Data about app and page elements

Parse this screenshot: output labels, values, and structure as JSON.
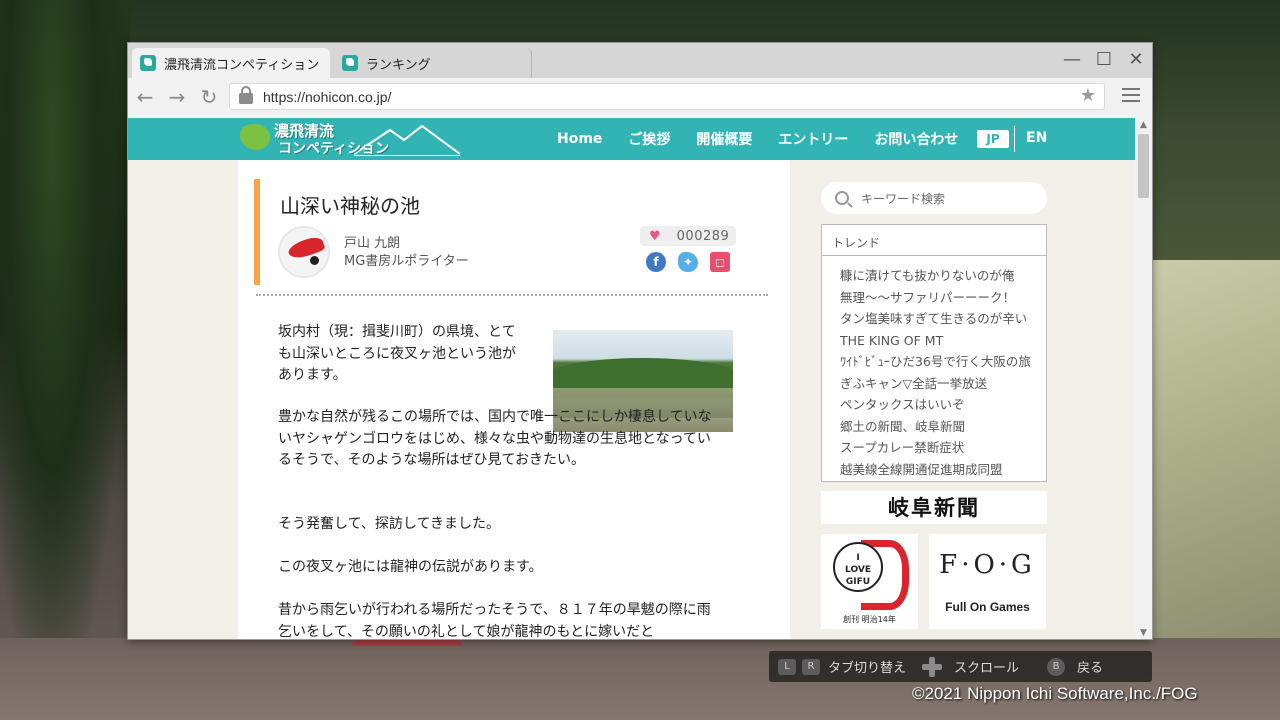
{
  "browser": {
    "tabs": [
      {
        "label": "濃飛清流コンペティション",
        "active": true
      },
      {
        "label": "ランキング",
        "active": false
      }
    ],
    "window_controls": {
      "minimize": "—",
      "maximize": "☐",
      "close": "✕"
    },
    "url": "https://nohicon.co.jp/"
  },
  "site": {
    "logo_line1": "濃飛清流",
    "logo_line2": "コンペティション",
    "nav": [
      "Home",
      "ご挨拶",
      "開催概要",
      "エントリー",
      "お問い合わせ"
    ],
    "lang_jp": "JP",
    "lang_en": "EN",
    "accent_color": "#32b3b4"
  },
  "article": {
    "title": "山深い神秘の池",
    "author_name": "戸山 九朗",
    "author_role": "MG書房ルポライター",
    "likes": "000289",
    "share_icons": [
      "facebook-icon",
      "twitter-icon",
      "instagram-icon"
    ],
    "paragraphs": [
      "坂内村（現：揖斐川町）の県境、とても山深いところに夜叉ヶ池という池があります。",
      "豊かな自然が残るこの場所では、国内で唯一ここにしか棲息していないヤシャゲンゴロウをはじめ、様々な虫や動物達の生息地となっているそうで、そのような場所はぜひ見ておきたい。",
      "そう発奮して、探訪してきました。",
      "この夜叉ヶ池には龍神の伝説があります。",
      "昔から雨乞いが行われる場所だったそうで、８１７年の旱魃の際に雨乞いをして、その願いの礼として娘が龍神のもとに嫁いだと"
    ]
  },
  "sidebar": {
    "search_placeholder": "キーワード検索",
    "trend_title": "トレンド",
    "trends": [
      "糠に漬けても抜かりないのが俺",
      "無理～～サファリパーーーク！",
      "タン塩美味すぎて生きるのが辛い",
      "THE KING OF MT",
      "ﾜｲﾄﾞﾋﾞｭｰひだ36号で行く大阪の旅",
      "ぎふキャン▽全話一挙放送",
      "ペンタックスはいいぞ",
      "郷土の新聞、岐阜新聞",
      "スープカレー禁断症状",
      "越美線全線開通促進期成同盟"
    ],
    "banner_newspaper": "岐阜新聞",
    "banner_love": {
      "line1": "I",
      "line2": "LOVE",
      "line3": "GIFU",
      "caption": "創刊 明治14年"
    },
    "banner_fog": {
      "logo": "F·O·G",
      "name": "Full On Games"
    }
  },
  "controls": {
    "key_l": "L",
    "key_r": "R",
    "tab_switch": "タブ切り替え",
    "scroll": "スクロール",
    "key_b": "B",
    "back": "戻る"
  },
  "copyright": "©2021 Nippon Ichi Software,Inc./FOG"
}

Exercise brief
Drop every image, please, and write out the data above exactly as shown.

Answer to this task
Parse this screenshot: output labels, values, and structure as JSON.
{
  "browser": {
    "tabs": [
      {
        "label": "濃飛清流コンペティション",
        "active": true
      },
      {
        "label": "ランキング",
        "active": false
      }
    ],
    "window_controls": {
      "minimize": "—",
      "maximize": "☐",
      "close": "✕"
    },
    "url": "https://nohicon.co.jp/"
  },
  "site": {
    "logo_line1": "濃飛清流",
    "logo_line2": "コンペティション",
    "nav": [
      "Home",
      "ご挨拶",
      "開催概要",
      "エントリー",
      "お問い合わせ"
    ],
    "lang_jp": "JP",
    "lang_en": "EN",
    "accent_color": "#32b3b4"
  },
  "article": {
    "title": "山深い神秘の池",
    "author_name": "戸山 九朗",
    "author_role": "MG書房ルポライター",
    "likes": "000289",
    "share_icons": [
      "facebook-icon",
      "twitter-icon",
      "instagram-icon"
    ],
    "paragraphs": [
      "坂内村（現：揖斐川町）の県境、とても山深いところに夜叉ヶ池という池があります。",
      "豊かな自然が残るこの場所では、国内で唯一ここにしか棲息していないヤシャゲンゴロウをはじめ、様々な虫や動物達の生息地となっているそうで、そのような場所はぜひ見ておきたい。",
      "そう発奮して、探訪してきました。",
      "この夜叉ヶ池には龍神の伝説があります。",
      "昔から雨乞いが行われる場所だったそうで、８１７年の旱魃の際に雨乞いをして、その願いの礼として娘が龍神のもとに嫁いだと"
    ]
  },
  "sidebar": {
    "search_placeholder": "キーワード検索",
    "trend_title": "トレンド",
    "trends": [
      "糠に漬けても抜かりないのが俺",
      "無理～～サファリパーーーク！",
      "タン塩美味すぎて生きるのが辛い",
      "THE KING OF MT",
      "ﾜｲﾄﾞﾋﾞｭｰひだ36号で行く大阪の旅",
      "ぎふキャン▽全話一挙放送",
      "ペンタックスはいいぞ",
      "郷土の新聞、岐阜新聞",
      "スープカレー禁断症状",
      "越美線全線開通促進期成同盟"
    ],
    "banner_newspaper": "岐阜新聞",
    "banner_love": {
      "line1": "I",
      "line2": "LOVE",
      "line3": "GIFU",
      "caption": "創刊 明治14年"
    },
    "banner_fog": {
      "logo": "F·O·G",
      "name": "Full On Games"
    }
  },
  "controls": {
    "key_l": "L",
    "key_r": "R",
    "tab_switch": "タブ切り替え",
    "scroll": "スクロール",
    "key_b": "B",
    "back": "戻る"
  },
  "copyright": "©2021 Nippon Ichi Software,Inc./FOG"
}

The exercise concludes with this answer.